For years, the price of lumber futures has been a pretty good leading indicator for a variety of economic data, especially the series related to the housing market. But recent events have caused lumber to not be a good leading indicator. It is likely just temporary, and hopefully lumber will get back to being a good messenger about what the future holds. So we should not expect the data on U.S. housing starts in this week’s chart to echo lumber’s big blowoff top.
Housing starts data usually follow the dance steps of lumber prices with about a 10-month lag. This is some of the magic of what lumber prices used to be able to reveal. The lumber futures market had an ability to sniff out future trends in the economy ahead of time and reveal those in its movements. But when exogenous events like the 2010 earthquake in Chile put a thumb on the scale of lumber prices, then the message from those prices is not as useful.
In April 2017, the U.S. imposed a tariff on Canadian softwood lumber of 20-25% (depending on the location of the Canadian producer), in response to subsidies granted to the lumber industry by the Canadian national government as well as provincial governments. That followed the October 2015 expiration of the U.S.-Canada Softwood Lumber Agreement, as well as the expiration of a 1-year moratorium on trade actions following that expiration. Despite efforts from Canadian and U.S. trade representatives to reach a new deal, no new agreement has been achieved. Canada has claimed that the tariffs violate the terms of NAFTA, and has escalated the complaint to the WTO, but that body has not yet ruled.
The imposition of those tariffs set off a big squeeze in the lumber markets across the U.S., as major consumers of lumber such as homebuilding firms scrambled to lock in sources for the 2x4s and other sizes that they needed for their upcoming projects. And they sought to lock in pricing in the futures market, causing a classic blowoff which drove up prices far more than the amounts of the tariffs. That caused lumber futures prices to nearly double from the moment when the tariffs were imposed.
And like any blowoff top, there had to be a corresponding collapse just to satisfy nature and balance things out.
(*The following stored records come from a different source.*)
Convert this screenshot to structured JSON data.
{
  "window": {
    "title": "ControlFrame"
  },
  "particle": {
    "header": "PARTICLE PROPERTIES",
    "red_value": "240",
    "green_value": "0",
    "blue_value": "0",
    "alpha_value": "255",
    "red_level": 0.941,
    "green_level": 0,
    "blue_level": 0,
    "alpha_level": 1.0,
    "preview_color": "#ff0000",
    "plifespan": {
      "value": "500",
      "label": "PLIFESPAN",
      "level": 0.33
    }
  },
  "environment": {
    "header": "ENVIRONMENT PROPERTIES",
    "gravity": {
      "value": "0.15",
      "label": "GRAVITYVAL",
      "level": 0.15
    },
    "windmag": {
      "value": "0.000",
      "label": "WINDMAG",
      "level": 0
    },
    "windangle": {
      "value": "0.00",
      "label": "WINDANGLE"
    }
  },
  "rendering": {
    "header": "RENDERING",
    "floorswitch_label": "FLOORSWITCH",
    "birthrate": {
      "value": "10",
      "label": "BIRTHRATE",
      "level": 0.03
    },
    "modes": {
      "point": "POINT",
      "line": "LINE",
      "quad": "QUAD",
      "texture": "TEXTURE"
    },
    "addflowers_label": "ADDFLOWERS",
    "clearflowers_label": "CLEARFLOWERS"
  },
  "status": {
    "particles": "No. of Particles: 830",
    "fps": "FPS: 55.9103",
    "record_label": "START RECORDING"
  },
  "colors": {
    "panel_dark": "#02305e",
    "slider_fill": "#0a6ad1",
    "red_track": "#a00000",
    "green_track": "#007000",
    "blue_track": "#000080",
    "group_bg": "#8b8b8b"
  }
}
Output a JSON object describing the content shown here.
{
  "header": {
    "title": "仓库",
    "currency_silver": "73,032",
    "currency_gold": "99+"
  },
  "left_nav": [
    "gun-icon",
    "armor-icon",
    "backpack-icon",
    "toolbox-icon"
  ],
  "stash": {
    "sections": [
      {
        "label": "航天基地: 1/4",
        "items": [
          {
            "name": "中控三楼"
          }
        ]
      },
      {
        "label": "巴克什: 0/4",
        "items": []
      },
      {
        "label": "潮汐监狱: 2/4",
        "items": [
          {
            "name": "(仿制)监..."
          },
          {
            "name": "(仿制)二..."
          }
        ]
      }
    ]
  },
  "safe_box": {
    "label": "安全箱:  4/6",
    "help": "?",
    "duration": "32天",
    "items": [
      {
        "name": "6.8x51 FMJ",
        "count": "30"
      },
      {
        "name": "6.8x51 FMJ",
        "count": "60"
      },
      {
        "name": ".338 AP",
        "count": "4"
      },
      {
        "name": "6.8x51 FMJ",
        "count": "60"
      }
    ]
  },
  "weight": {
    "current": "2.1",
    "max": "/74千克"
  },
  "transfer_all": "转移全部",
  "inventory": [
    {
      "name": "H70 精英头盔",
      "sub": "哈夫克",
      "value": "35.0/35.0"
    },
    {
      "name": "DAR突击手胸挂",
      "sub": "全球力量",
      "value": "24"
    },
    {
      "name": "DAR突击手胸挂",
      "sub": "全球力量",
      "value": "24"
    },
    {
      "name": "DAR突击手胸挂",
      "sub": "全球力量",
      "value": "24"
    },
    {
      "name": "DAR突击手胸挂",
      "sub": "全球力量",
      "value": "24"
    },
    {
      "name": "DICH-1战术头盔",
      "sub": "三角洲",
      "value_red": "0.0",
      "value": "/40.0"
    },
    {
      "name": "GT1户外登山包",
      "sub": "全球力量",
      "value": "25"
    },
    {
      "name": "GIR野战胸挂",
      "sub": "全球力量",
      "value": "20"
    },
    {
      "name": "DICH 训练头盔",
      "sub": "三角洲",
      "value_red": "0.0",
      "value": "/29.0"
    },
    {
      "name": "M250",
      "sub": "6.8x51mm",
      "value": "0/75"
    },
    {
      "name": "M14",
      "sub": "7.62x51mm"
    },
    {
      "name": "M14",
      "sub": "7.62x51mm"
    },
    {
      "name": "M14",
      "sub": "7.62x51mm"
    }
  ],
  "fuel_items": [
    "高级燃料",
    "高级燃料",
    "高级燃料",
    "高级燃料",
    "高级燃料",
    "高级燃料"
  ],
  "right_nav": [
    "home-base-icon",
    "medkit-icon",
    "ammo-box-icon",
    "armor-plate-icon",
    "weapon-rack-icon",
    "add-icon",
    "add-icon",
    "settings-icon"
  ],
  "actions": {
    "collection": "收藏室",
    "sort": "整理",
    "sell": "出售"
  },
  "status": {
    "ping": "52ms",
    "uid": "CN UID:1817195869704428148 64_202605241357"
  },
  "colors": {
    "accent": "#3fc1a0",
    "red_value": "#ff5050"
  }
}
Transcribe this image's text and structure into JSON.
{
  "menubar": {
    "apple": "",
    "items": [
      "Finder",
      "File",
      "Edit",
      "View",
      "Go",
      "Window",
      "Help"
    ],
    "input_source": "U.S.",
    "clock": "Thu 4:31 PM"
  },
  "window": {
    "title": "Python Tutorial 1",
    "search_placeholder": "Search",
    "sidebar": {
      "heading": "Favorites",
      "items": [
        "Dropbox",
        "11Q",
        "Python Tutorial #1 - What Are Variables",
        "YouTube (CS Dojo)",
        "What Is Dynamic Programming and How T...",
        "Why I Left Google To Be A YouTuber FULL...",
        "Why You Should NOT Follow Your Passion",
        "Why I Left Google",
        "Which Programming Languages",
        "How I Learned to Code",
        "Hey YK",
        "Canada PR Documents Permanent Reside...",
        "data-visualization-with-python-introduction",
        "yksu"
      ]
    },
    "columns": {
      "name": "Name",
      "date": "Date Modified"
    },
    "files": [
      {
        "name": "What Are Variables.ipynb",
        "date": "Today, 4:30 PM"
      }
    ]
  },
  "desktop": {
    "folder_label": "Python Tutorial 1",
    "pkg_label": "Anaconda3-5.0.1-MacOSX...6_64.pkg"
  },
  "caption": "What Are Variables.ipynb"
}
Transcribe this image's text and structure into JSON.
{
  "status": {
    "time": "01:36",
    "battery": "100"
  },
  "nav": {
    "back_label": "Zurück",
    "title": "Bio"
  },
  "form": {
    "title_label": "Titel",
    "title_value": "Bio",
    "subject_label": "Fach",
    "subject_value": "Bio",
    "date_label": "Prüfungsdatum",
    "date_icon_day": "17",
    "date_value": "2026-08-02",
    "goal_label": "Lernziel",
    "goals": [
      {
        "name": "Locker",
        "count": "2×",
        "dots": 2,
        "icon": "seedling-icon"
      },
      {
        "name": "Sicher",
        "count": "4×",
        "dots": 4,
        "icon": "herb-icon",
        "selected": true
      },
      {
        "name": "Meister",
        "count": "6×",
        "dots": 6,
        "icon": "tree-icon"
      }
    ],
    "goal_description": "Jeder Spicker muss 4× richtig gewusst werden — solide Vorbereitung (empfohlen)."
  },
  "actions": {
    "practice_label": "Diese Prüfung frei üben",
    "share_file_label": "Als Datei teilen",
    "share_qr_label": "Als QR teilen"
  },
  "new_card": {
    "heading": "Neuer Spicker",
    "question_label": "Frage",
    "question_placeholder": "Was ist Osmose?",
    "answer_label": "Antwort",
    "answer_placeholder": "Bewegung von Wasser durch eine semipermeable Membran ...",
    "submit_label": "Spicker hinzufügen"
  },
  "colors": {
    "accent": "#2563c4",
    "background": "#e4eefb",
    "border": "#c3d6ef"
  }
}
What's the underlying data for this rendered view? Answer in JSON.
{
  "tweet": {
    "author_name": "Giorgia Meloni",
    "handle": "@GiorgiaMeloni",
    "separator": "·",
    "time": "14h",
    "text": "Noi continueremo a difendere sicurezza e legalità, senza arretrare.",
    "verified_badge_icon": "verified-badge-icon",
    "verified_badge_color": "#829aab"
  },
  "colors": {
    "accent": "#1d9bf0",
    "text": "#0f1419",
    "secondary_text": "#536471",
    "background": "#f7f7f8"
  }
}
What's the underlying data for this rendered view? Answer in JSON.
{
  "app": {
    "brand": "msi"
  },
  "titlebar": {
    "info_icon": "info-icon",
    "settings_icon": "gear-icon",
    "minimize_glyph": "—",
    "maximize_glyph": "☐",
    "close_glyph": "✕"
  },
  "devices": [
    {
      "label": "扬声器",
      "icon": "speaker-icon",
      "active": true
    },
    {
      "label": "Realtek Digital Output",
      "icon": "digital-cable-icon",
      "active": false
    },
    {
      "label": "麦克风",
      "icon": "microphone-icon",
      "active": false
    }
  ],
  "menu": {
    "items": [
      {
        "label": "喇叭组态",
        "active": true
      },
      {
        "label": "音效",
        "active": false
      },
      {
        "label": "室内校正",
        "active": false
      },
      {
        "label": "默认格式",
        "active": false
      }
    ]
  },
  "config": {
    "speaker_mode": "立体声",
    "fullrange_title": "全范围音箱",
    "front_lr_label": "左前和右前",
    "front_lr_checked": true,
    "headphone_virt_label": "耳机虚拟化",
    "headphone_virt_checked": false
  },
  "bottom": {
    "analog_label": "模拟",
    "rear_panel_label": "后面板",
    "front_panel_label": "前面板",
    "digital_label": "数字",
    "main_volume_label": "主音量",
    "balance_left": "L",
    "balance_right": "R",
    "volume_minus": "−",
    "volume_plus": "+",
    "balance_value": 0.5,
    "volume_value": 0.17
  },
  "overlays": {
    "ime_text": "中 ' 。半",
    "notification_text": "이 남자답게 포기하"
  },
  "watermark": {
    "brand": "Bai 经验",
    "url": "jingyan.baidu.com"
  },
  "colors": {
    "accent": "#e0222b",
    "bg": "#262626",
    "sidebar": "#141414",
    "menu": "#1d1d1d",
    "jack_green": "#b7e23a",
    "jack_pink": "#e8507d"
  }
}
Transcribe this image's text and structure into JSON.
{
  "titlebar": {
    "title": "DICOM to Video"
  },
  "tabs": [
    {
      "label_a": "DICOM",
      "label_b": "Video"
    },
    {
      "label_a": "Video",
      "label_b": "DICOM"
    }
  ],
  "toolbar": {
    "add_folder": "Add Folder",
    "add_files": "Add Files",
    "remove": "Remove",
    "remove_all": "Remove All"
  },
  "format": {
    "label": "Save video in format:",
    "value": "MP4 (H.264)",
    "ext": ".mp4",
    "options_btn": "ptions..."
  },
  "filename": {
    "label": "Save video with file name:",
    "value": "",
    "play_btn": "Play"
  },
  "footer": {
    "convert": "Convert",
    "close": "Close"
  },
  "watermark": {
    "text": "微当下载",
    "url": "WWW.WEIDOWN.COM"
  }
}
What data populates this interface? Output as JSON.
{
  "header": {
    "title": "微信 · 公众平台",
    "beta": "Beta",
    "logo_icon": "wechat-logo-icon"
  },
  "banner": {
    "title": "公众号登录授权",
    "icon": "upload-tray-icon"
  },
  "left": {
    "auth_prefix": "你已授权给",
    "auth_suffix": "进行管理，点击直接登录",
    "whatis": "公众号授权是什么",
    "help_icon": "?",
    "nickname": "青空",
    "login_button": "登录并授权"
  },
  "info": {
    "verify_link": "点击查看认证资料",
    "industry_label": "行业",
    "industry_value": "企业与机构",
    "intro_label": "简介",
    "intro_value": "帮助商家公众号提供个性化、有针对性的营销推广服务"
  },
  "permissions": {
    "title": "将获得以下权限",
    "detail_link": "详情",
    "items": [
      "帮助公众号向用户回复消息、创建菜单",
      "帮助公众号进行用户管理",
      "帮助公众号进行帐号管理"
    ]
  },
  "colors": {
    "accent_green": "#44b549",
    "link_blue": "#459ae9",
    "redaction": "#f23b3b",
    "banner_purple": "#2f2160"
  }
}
All of this constituted the same sort of exogenous event as the 2010 Chile earthquake, but on a much grander scale. And it makes the last 2 years’ price action in lumber worthless as a leading indication.
The whole point of the leading indication is to get messages about the future state of the economy based on what economic forces are doing to lumber prices. But when prices are not moving based on those economic forces, but rather based on exogenous events, it’s like shooting the messenger.
Lumber prices typically also lead new home sales by about a year:One of the most interesting correlations of all is how lumber prices move in step with consumer sentiment, at least most of the time. Here is a comparison between lumber futures and the University of Michigan’s Consumer Sentiment Index:
As with the other relationships to lumber prices, this one had been wonderful right up until the big blowoff. There is no way that consumer sentiment can see the same degree of excess, and so it does not. Nor does sentiment feel the big collapse that lumber prices have displayed. It is best to just put your thumb over that part of the chart.
My estimation is that, for about the next year or so, lumber’s economic message is effectively worthless. It is very much like how the surf forecast for Southern California beaches is normally very reliable, except on the day when the asteroid falls into the ocean. Eventually the waves will return to normal, and answer to the forces of wind and tide, but the tsunami has to get done first.
The magnitude of the lumber futures market blowoff even becomes evident when we compare it to what timber prices were doing. As an aside, “timber” refers to the raw logs, either standing in a forest of just freshly cut. To turn timber into finished lumber, you have to add cost factors for transportation, labor, fuel, electricity and capital costs. Here is a comparison of lumber prices to western Washington timber prices:
The two plots usually move in lock-step, which is as one would expect. Higher lumber prices mean that mills are willing to pay more to buy logs. But things got interesting in the spring of 2018. Timber prices peaked in February 2018, and lumber made an initial peak in step with that timber price peak. But then, lumber futures swooped up another 23% to an even higher blowoff peak, while timber prices were declining. It was the timber market’s way of saying, “Nahhh, we ain’t buying this blowoff.”
Now the two are getting back in sync again, or so it seems, which gives us hope that eventually the lumber futures market is going to be a legitimate indicator for the economy again. But until we see evidence that things are back to normal again, lumber cannot be considered a reliable economic indicator.